(Web page and app entries)

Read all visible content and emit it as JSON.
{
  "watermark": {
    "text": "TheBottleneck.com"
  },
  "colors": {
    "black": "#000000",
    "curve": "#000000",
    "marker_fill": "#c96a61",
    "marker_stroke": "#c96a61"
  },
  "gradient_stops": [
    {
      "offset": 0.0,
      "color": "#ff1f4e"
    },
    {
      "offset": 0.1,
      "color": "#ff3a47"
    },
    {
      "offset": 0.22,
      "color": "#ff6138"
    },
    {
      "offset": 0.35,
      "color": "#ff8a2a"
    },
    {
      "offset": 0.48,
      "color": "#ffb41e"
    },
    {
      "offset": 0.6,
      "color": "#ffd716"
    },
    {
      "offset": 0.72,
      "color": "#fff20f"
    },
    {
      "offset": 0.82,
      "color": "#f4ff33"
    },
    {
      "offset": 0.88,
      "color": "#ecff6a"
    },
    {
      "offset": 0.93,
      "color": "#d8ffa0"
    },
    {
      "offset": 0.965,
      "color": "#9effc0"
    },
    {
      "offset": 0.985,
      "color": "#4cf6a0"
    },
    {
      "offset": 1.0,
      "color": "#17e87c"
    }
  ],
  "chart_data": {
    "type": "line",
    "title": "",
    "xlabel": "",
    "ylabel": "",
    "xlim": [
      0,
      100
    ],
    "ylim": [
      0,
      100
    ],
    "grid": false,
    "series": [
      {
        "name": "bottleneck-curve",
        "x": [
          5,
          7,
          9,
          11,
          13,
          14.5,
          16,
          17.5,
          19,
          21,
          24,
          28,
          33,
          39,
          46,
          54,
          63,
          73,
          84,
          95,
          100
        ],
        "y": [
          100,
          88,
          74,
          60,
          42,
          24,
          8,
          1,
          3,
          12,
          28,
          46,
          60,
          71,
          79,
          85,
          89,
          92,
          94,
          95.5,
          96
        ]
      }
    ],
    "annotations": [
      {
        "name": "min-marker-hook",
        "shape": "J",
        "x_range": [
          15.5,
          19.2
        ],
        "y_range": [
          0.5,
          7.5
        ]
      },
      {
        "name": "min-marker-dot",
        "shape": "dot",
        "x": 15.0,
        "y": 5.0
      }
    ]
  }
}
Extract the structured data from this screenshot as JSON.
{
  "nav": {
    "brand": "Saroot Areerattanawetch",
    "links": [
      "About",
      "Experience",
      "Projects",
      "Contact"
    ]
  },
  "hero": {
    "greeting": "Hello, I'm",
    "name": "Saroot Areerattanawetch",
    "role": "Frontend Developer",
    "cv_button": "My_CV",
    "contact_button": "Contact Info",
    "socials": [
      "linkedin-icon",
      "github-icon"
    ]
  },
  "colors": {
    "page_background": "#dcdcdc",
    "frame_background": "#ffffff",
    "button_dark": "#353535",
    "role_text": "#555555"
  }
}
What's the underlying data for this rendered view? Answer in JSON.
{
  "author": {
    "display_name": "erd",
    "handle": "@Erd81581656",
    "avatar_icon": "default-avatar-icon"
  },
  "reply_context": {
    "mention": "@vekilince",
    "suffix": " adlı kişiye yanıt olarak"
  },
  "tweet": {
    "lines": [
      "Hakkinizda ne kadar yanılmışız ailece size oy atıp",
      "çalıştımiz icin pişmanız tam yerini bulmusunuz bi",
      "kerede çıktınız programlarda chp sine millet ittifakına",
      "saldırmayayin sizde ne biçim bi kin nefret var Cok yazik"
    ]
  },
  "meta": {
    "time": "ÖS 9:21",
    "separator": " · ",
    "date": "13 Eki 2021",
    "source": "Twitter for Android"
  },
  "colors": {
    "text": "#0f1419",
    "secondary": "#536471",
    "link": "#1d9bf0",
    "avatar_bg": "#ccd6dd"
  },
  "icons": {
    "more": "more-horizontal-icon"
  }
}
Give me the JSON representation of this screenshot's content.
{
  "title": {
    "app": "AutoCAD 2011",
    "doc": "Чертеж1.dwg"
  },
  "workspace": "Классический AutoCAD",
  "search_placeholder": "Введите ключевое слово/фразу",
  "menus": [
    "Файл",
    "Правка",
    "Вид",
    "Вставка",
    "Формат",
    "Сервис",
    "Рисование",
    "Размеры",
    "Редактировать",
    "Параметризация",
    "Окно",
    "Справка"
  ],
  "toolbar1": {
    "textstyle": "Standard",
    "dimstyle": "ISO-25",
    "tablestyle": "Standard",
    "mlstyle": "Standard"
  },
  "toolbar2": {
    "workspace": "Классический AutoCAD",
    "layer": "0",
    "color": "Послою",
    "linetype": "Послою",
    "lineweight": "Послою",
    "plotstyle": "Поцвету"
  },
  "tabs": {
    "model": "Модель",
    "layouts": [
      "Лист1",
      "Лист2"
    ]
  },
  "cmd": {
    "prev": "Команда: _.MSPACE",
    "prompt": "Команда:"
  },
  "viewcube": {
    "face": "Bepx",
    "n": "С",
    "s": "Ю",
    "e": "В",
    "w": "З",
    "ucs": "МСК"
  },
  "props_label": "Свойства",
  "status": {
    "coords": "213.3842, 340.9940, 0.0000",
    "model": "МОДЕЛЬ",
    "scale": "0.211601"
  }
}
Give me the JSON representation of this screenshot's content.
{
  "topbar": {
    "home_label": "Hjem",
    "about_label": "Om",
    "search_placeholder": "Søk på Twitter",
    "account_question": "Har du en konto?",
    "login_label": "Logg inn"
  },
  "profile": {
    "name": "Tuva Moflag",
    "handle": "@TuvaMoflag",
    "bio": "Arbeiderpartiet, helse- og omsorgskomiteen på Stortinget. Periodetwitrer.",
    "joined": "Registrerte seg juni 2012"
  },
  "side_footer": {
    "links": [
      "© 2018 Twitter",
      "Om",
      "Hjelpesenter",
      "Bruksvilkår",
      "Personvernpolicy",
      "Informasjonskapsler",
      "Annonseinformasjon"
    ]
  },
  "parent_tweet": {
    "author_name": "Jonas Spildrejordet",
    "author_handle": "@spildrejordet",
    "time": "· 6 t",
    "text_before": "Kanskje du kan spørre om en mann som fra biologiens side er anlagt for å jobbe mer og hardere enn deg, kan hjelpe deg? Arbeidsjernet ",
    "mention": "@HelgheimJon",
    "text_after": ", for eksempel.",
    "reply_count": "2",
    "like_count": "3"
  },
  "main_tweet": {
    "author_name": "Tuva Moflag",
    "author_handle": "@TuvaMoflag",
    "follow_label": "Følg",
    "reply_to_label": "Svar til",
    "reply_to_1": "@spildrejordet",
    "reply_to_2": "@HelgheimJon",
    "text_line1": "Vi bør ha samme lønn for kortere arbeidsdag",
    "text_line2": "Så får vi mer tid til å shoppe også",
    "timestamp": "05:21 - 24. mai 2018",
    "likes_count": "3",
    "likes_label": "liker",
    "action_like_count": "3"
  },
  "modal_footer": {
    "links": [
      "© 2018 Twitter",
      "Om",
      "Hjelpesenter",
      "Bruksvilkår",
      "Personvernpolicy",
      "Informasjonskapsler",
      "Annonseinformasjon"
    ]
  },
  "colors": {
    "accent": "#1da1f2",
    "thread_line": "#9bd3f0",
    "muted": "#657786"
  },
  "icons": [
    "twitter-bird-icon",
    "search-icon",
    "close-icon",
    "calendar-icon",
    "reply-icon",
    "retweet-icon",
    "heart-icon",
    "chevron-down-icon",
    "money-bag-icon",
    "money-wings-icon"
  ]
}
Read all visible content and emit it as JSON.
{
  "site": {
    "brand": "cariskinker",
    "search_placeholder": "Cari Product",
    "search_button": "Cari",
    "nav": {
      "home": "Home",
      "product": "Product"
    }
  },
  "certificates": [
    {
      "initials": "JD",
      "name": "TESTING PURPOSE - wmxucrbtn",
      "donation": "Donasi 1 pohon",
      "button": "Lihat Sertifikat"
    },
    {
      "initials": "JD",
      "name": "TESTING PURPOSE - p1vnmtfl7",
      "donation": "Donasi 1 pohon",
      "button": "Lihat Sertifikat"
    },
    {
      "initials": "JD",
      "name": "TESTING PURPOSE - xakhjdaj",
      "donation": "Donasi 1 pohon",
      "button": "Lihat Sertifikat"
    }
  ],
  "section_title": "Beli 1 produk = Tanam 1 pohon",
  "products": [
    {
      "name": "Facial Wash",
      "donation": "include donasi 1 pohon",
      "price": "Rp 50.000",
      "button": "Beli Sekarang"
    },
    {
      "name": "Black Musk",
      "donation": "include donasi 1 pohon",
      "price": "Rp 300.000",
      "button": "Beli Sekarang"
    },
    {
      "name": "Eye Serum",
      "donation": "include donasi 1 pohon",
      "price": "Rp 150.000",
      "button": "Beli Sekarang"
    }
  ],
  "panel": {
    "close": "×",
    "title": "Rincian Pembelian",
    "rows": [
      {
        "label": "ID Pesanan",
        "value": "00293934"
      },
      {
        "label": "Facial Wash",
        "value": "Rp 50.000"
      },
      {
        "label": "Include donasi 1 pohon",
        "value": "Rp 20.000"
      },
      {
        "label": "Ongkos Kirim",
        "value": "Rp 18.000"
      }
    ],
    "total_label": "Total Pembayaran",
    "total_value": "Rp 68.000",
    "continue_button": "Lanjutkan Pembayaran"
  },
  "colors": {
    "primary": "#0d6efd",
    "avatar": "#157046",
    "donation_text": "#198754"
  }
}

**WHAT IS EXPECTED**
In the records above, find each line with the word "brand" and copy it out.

**RESPONSE FOR THIS EXERCISE**
    "brand": "Saroot Areerattanawetch",
    "brand": "cariskinker",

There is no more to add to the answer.